Our shop relies very heavily on NetApp Volume Snapshots for backups. We use traditional agent-based tape backups for some of our data but by and large we rely on the Snapshots for the majority of our systems. Furthermore we do not have a rigorous change control policy or any centralized configuration management so all of our servers, regardless of whether the data their services provide is backed up, would need to be rebuilt from bare-metal (and without any real documentation). Naturally, this makes snapshots a very attractive proposition for management because we can just recover the entire server, user data and configuration included. We use NetApp's Virtual Storage Console for making snapshots of our NFS-based VMware datastores and NetApp's SnapDrive for raw device mapped (physical) LUNs that are presented directly to guests. We SnapMirror critical snapshots offsite to another Filer. Naturally we regularly test our restore process.
I can't help but feel uncomfortable with our reliance on snapshots on backups. To me, for a technology to considered a sufficient as a backup strategy it needs to meet the following criteria:
- The backup needs to be atomic. That is to say, the backup cannot rely on anything else for its recovery.
- The backup needs to be separated from the system it is a backup of (out of band).

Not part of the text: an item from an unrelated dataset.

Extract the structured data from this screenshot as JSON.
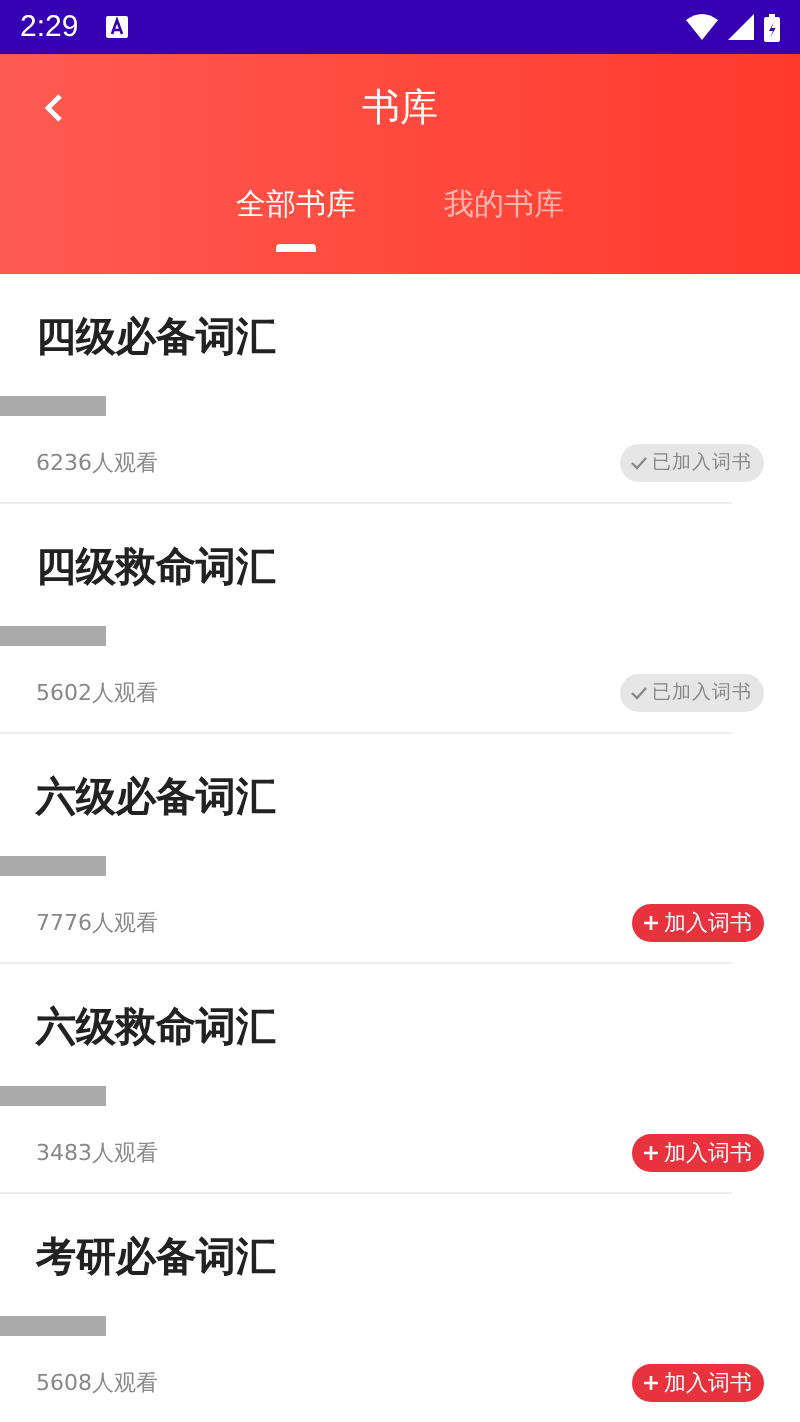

- The backup needs to be copied or transported to remote site (off site)
It is my understanding that NetApp Snapshots work under a Redirect-On-Write (RoW) methodology. The WAFL file layout uses a set of pointers (metadata?) that actually reference each block of storage where ever it might be. To make a snapshot, the system just takes a copy of a volume's metadata and stores it in that volume's reserved space. Any writes (creations/changes/deletions) are redirected to new blocks. This is supposed to be the special sauce that makes NetApp's WAFL so great because you don't have do the read and then write the old data to the reserved space and then write your new data over the old like Copy-On-Write snapshots.
I fully admit I might not understand exactly how NetApp Volume Snapshots work but if my understanding is more or less correct NetApp Snapshots fail to meet my criteria for backups.
- They are not atomic. The "snapshot" is really just a set of pointers to the original data. If the original data is no longer there, the metadata is useless.
- The snapshot is not separated from the system. If someone deletes the wrong volume I lose the snapshot. If the NetApp Filer explodes into tiny little kittens I lose the backup. I can use SnapMirror to move my snapshots to another Filer but again, it's just moving the metadata not the actual blocks. If I lose the original volume, I can't see how a snapshot copied to another Filer is going to help.
Can someone explain how NetApp Snapshots can be considered backups? I'm looking for Good Subjective answers so please support your position with facts, references and experience. If my understanding the underlying technology is incorrect, please explain where and why that changes my conclusion. If your shop relies on NetApp Snapshots as backups, please include enough contextual information so that people can get a sense of what kind of recovery policy you have to meet.